Hawker Typhoon Preservation Group Acquire Napier Sabre Engine

Women workers sort Napier Sabre parts for assembly at a shadow factory in north-west England during 1943. (1940 MEDIA LTD)

THE HAWKER Typhoon Preservation Group have announced that a major milestone has been achieved in the restoration of Hawker Typhoon Ib, RB396, by working with Cranfield University to secure a Napier Sabre IIa engine, as Mark Khan reports. It will be used as the power plant to enable the aircraft to take to the sky. The engine will be subject to a strict assessment and rebuild in line with Napier and RAF overhaul manuals at an approved restoration facility in the UK. Formerly a teaching aid belonging to Cranfield University, the engine had been based in Derby until 1 January. Plans are being drawn up to transport the engine to Goodwood Airport where it will form the basis of a fundraising campaign.

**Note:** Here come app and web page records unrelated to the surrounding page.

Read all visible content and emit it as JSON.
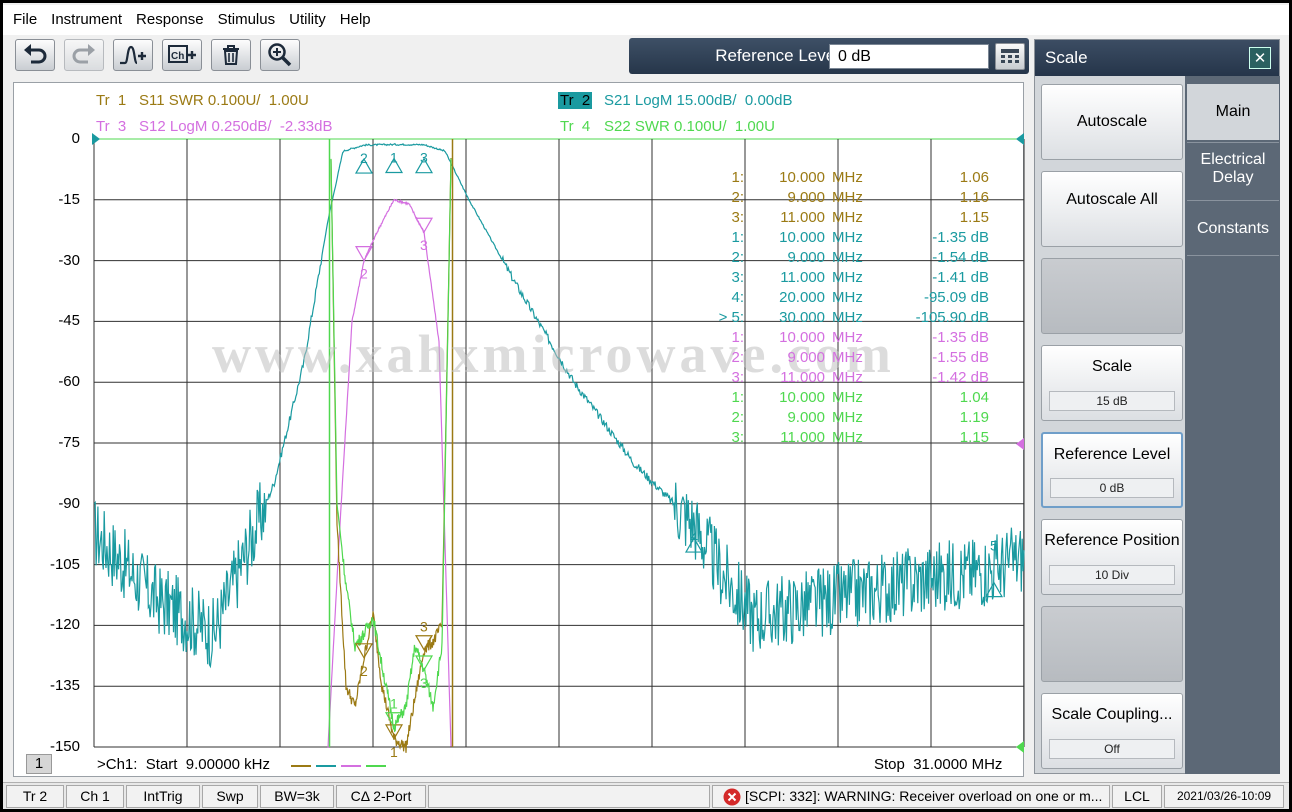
{
  "menu": [
    "File",
    "Instrument",
    "Response",
    "Stimulus",
    "Utility",
    "Help"
  ],
  "toolbar": {
    "icons": [
      "undo-icon",
      "redo-icon",
      "add-trace-icon",
      "add-channel-icon",
      "delete-icon",
      "zoom-icon"
    ]
  },
  "entry": {
    "label": "Reference Level",
    "value": "0 dB"
  },
  "traces": {
    "tr1": {
      "id": "Tr  1",
      "text": "S11 SWR 0.100U/  1.00U",
      "color": "#9b7a14"
    },
    "tr2": {
      "id": "Tr  2",
      "text": "S21 LogM 15.00dB/  0.00dB",
      "color": "#1a9aa0"
    },
    "tr3": {
      "id": "Tr  3",
      "text": "S12 LogM 0.250dB/  -2.33dB",
      "color": "#d46fe0"
    },
    "tr4": {
      "id": "Tr  4",
      "text": "S22 SWR 0.100U/  1.00U",
      "color": "#4fd84f"
    }
  },
  "y_ticks": [
    "0",
    "-15",
    "-30",
    "-45",
    "-60",
    "-75",
    "-90",
    "-105",
    "-120",
    "-135",
    "-150"
  ],
  "markers": [
    {
      "num": "1:",
      "freq": "10.000",
      "unit": "MHz",
      "val": "1.06",
      "color": "#9b7a14"
    },
    {
      "num": "2:",
      "freq": "9.000",
      "unit": "MHz",
      "val": "1.16",
      "color": "#9b7a14"
    },
    {
      "num": "3:",
      "freq": "11.000",
      "unit": "MHz",
      "val": "1.15",
      "color": "#9b7a14"
    },
    {
      "num": "1:",
      "freq": "10.000",
      "unit": "MHz",
      "val": "-1.35 dB",
      "color": "#1a9aa0"
    },
    {
      "num": "2:",
      "freq": "9.000",
      "unit": "MHz",
      "val": "-1.54 dB",
      "color": "#1a9aa0"
    },
    {
      "num": "3:",
      "freq": "11.000",
      "unit": "MHz",
      "val": "-1.41 dB",
      "color": "#1a9aa0"
    },
    {
      "num": "4:",
      "freq": "20.000",
      "unit": "MHz",
      "val": "-95.09 dB",
      "color": "#1a9aa0"
    },
    {
      "num": "> 5:",
      "freq": "30.000",
      "unit": "MHz",
      "val": "-105.90 dB",
      "color": "#1a9aa0"
    },
    {
      "num": "1:",
      "freq": "10.000",
      "unit": "MHz",
      "val": "-1.35 dB",
      "color": "#d46fe0"
    },
    {
      "num": "2:",
      "freq": "9.000",
      "unit": "MHz",
      "val": "-1.55 dB",
      "color": "#d46fe0"
    },
    {
      "num": "3:",
      "freq": "11.000",
      "unit": "MHz",
      "val": "-1.42 dB",
      "color": "#d46fe0"
    },
    {
      "num": "1:",
      "freq": "10.000",
      "unit": "MHz",
      "val": "1.04",
      "color": "#4fd84f"
    },
    {
      "num": "2:",
      "freq": "9.000",
      "unit": "MHz",
      "val": "1.19",
      "color": "#4fd84f"
    },
    {
      "num": "3:",
      "freq": "11.000",
      "unit": "MHz",
      "val": "1.15",
      "color": "#4fd84f"
    }
  ],
  "chart_marker_tags": {
    "tr2": [
      "2",
      "1",
      "3",
      "4",
      "5"
    ],
    "tr3": [
      "2",
      "3"
    ],
    "tr1": [
      "2",
      "1",
      "3"
    ],
    "tr4": [
      "1",
      "3"
    ]
  },
  "watermark": "www.xahxmicrowave.com",
  "bottom": {
    "channel": "1",
    "start": ">Ch1:  Start  9.00000 kHz",
    "stop": "Stop  31.0000 MHz"
  },
  "panel": {
    "title": "Scale",
    "softkeys": [
      {
        "label": "Autoscale",
        "sub": ""
      },
      {
        "label": "Autoscale All",
        "sub": ""
      },
      {
        "label": "",
        "sub": ""
      },
      {
        "label": "Scale",
        "sub": "15 dB"
      },
      {
        "label": "Reference Level",
        "sub": "0 dB"
      },
      {
        "label": "Reference Position",
        "sub": "10 Div"
      },
      {
        "label": "",
        "sub": ""
      },
      {
        "label": "Scale Coupling...",
        "sub": "Off"
      }
    ],
    "tabs": [
      "Main",
      "Electrical Delay",
      "Constants"
    ]
  },
  "statusbar": {
    "tr": "Tr 2",
    "ch": "Ch 1",
    "trig": "IntTrig",
    "swp": "Swp",
    "bw": "BW=3k",
    "cal": "CΔ 2-Port",
    "message": "[SCPI: 332]: WARNING: Receiver overload on one or m...",
    "lcl": "LCL",
    "datetime": "2021/03/26-10:09"
  },
  "chart_data": {
    "type": "line",
    "x_start": "9.00000 kHz",
    "x_stop": "31.0000 MHz",
    "ylim": [
      -150,
      0
    ],
    "y_ticks": [
      0,
      -15,
      -30,
      -45,
      -60,
      -75,
      -90,
      -105,
      -120,
      -135,
      -150
    ],
    "grid": true,
    "series": [
      {
        "name": "S21 LogM",
        "color": "#1a9aa0",
        "x_mhz": [
          0.01,
          2,
          4,
          5,
          6,
          7,
          7.8,
          8.3,
          9,
          10,
          11,
          11.7,
          12.5,
          14,
          16,
          18,
          20,
          21,
          22,
          25,
          28,
          30,
          31
        ],
        "y_db": [
          -97,
          -113,
          -122,
          -103,
          -85,
          -55,
          -20,
          -3,
          -1.5,
          -1.35,
          -1.4,
          -3,
          -15,
          -35,
          -60,
          -80,
          -95,
          -108,
          -118,
          -113,
          -108,
          -106,
          -103
        ]
      },
      {
        "name": "S12 LogM",
        "color": "#d46fe0",
        "x_mhz": [
          7.8,
          8.2,
          8.6,
          9,
          9.5,
          10,
          10.5,
          11,
          11.5,
          11.9
        ],
        "y_db": [
          -150,
          -95,
          -45,
          -30,
          -22,
          -15,
          -16,
          -23,
          -50,
          -150
        ]
      },
      {
        "name": "S11 SWR",
        "color": "#9b7a14",
        "x_mhz": [
          7.9,
          8.1,
          8.4,
          8.7,
          9,
          9.3,
          9.6,
          10,
          10.4,
          10.7,
          11,
          11.3,
          11.6,
          11.9
        ],
        "y_db": [
          -5,
          -95,
          -135,
          -140,
          -128,
          -117,
          -135,
          -148,
          -150,
          -138,
          -126,
          -124,
          -120,
          -5
        ]
      },
      {
        "name": "S22 SWR",
        "color": "#4fd84f",
        "x_mhz": [
          7.9,
          8.1,
          8.4,
          8.7,
          9,
          9.3,
          9.6,
          10,
          10.4,
          10.7,
          11,
          11.3,
          11.6,
          11.9
        ],
        "y_db": [
          -5,
          -90,
          -110,
          -125,
          -122,
          -118,
          -130,
          -145,
          -140,
          -125,
          -131,
          -140,
          -125,
          -5
        ]
      }
    ]
  }
}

The Napier Sabre engine secured for the RB396 project.

The rarity of this type of engine means that securing this resource, after 10 years of research and discussions, is a huge boost to the project. Not only is it likely be the only running Napier Sabre outside the US, but it also makes RB396 the only Typhoon outside of the RAF to have secured a suitable engine. Somewhere in the region of 4,500 Sabre engines were built.

The Napier Sabre is a horizontally opposed, 24 cylinder, sleeve-valve engine. Incredibly powerful, yet compact, it was the pinnacle of piston engine performance during WWII. In service the engines were rated to approximately 2,200hp IMAGE: The Napier Sabre engine secured for the RB396 project. from 2,238 cubic inches (37 litres) powering the Typhoon to a maximum speed in level flight of over 400mph. The Sabre is synonymous with the Hawker Typhoon and the project trustees concluded that no other ‘substitute’ engine could be used for RB396. Many years of research, negotiation and allavailable manpower has been utilised to reach this point, such is the significance of this example.

A Supporters’ Club ‘members only’ unveiling of the engine is planned for mid February at the engine’s new home. The event is fully booked, with spaces being allocated within a few hours of members being given advanced notice of the acquisition. After this event the team will be running regular sessions where it will possible to view the engine. More information can be found on the project website: www.hawkertyphoon.com

A wartime trade advert for the Napier Sabre engine. (1940 MEDIA LTD)